Oligonucleotide array CGH was performed using NimbleGen 135 K whole genome tiling array (described in parts by Duker et al. [48]). The calculated functional resolution was estimated 10–20 kb (95% confidence). Sample and reference DNA was labeled using Cy3-dUTP and Cy5-dUTP, respectively, and hybridized according to the manufacturer’s protocols (NimbleGen Arrays User’s Guide CGH and CGH/LOH Arrays v9.1, Roche NimbleGen, Madison, WI, USA). Scanning and image acquisition has been processed in the same way as for BAC-Perkin Elmer Array [7, 47].


FISH (probe labeling, hybridization and detection) was performed according to previously described protocols [12, 13, 35, 49]. The DNA probe was a YAC (yeast artificial chromosome) containing almost exactly MECP2 sequence and was kindly provided by Dr. Maurizio D’Esposito (Naples, Italy). The probe (localization and DNA sequence) was described previously [50].

Cytogenetic/cytological analysis of epigenetic phenomena

Unusual replication pattern or type C (detectable in nearly 90% of RTT children and unobserved in females without RTT [12, 43, 49]) i.e. disturbances in the replication sequence of an inactive chromosome X, was assessed by replication staining of metaphase chromosomes obtained from cultivated peripheral blood lymphocytes in the presence of 5-bromo-20-deoxyuridine as described in detail earlier [12, 43]. The presence of type C was evaluated by analyzing 50–100 metaphase plates.

Data analysis (bioinformatics)

The raw array CGH data (log 2 intensity ratios) were processed for CNV detection as proposed earlier [51, 52]. The protocol was modified to achieve comprehensive data on CNVs according to intensity ratios values for 4 oligonucleotide and 2 interchangeable BAC probes.

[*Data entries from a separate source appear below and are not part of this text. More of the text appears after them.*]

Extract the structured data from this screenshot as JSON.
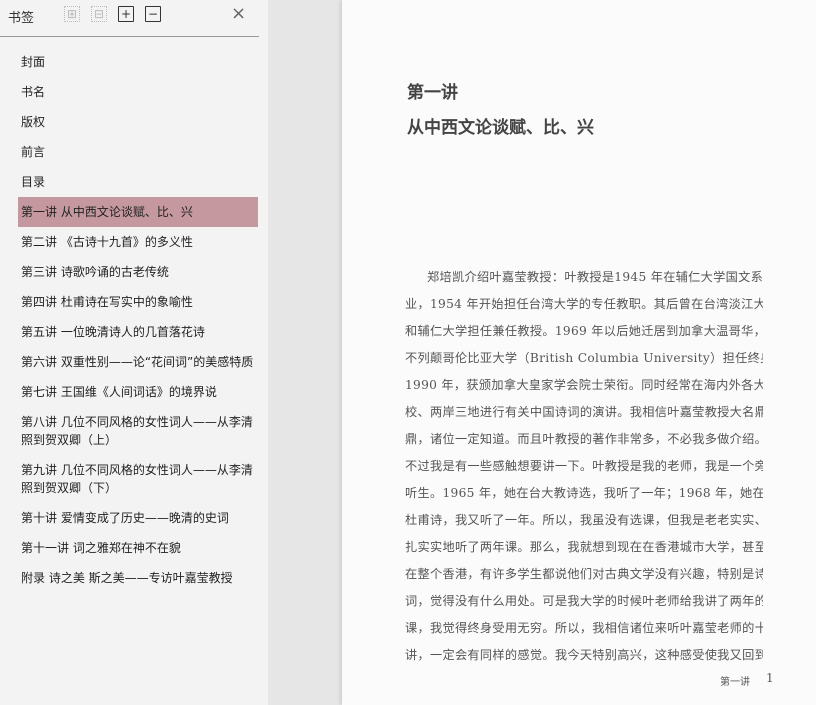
{
  "sidebar": {
    "title": "书签",
    "buttons": {
      "expand": "⊞",
      "collapse": "⊟",
      "add": "+",
      "remove": "−",
      "close": "×"
    },
    "items": [
      {
        "label": "封面"
      },
      {
        "label": "书名"
      },
      {
        "label": "版权"
      },
      {
        "label": "前言"
      },
      {
        "label": "目录"
      },
      {
        "label": "第一讲  从中西文论谈赋、比、兴",
        "selected": true
      },
      {
        "label": "第二讲  《古诗十九首》的多义性"
      },
      {
        "label": "第三讲  诗歌吟诵的古老传统"
      },
      {
        "label": "第四讲  杜甫诗在写实中的象喻性"
      },
      {
        "label": "第五讲  一位晚清诗人的几首落花诗"
      },
      {
        "label": "第六讲  双重性别——论“花间词”的美感特质"
      },
      {
        "label": "第七讲  王国维《人间词话》的境界说"
      },
      {
        "label": "第八讲  几位不同风格的女性词人——从李清照到贺双卿（上）"
      },
      {
        "label": "第九讲  几位不同风格的女性词人——从李清照到贺双卿（下）"
      },
      {
        "label": "第十讲  爱情变成了历史——晚清的史词"
      },
      {
        "label": "第十一讲  词之雅郑在神不在貌"
      },
      {
        "label": "附录  诗之美  斯之美——专访叶嘉莹教授"
      }
    ],
    "selected_color": "#c4989e"
  },
  "page": {
    "chapter": "第一讲",
    "title": "从中西文论谈赋、比、兴",
    "lines": [
      "郑培凯介绍叶嘉莹教授：叶教授是1945 年在辅仁大学国文系毕",
      "业，1954 年开始担任台湾大学的专任教职。其后曾在台湾淡江大学",
      "和辅仁大学担任兼任教授。1969 年以后她迁居到加拿大温哥华，在",
      "不列颠哥伦比亚大学（British Columbia University）担任终身教授。",
      "1990 年，获颁加拿大皇家学会院士荣衔。同时经常在海内外各大名",
      "校、两岸三地进行有关中国诗词的演讲。我相信叶嘉莹教授大名鼎",
      "鼎，诸位一定知道。而且叶教授的著作非常多，不必我多做介绍。",
      "不过我是有一些感触想要讲一下。叶教授是我的老师，我是一个旁",
      "听生。1965 年，她在台大教诗选，我听了一年；1968 年，她在台大教",
      "杜甫诗，我又听了一年。所以，我虽没有选课，但我是老老实实、扎",
      "扎实实地听了两年课。那么，我就想到现在在香港城市大学，甚至",
      "在整个香港，有许多学生都说他们对古典文学没有兴趣，特别是诗",
      "词，觉得没有什么用处。可是我大学的时候叶老师给我讲了两年的",
      "课，我觉得终身受用无穷。所以，我相信诸位来听叶嘉莹老师的十",
      "讲，一定会有同样的感觉。我今天特别高兴，这种感受使我又回到"
    ],
    "footer": "第一讲",
    "page_number": "1"
  }
}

Using different threshold schemes and background correction, the intensity ratios corresponding to CNVs spanning MECP2 were established empirically. Localization of probes in the oligonucleotide array CGH assay corresponding to MECP2 sequence was as follows: 153,299,881; 153,306,195; 153,308,602; 153,312,854. In BAC array CGH assay, there were 3 BAC probes for the X chromosome sequence encompassing the MECP2 gene. It is to note, that deletions have spanned larger regions than those covered by the probes strictly corresponding to MECP2 loci. The established threshold allowed the detection of non-mosaic and mosaic CNVs through the comparison of mean values of chromosome-specific intensity ratios and mean values of a locus of interest in Xq28.

Authors’ information

Ivan Y Iourov and Svetlana G Vorsanova are joint first authors.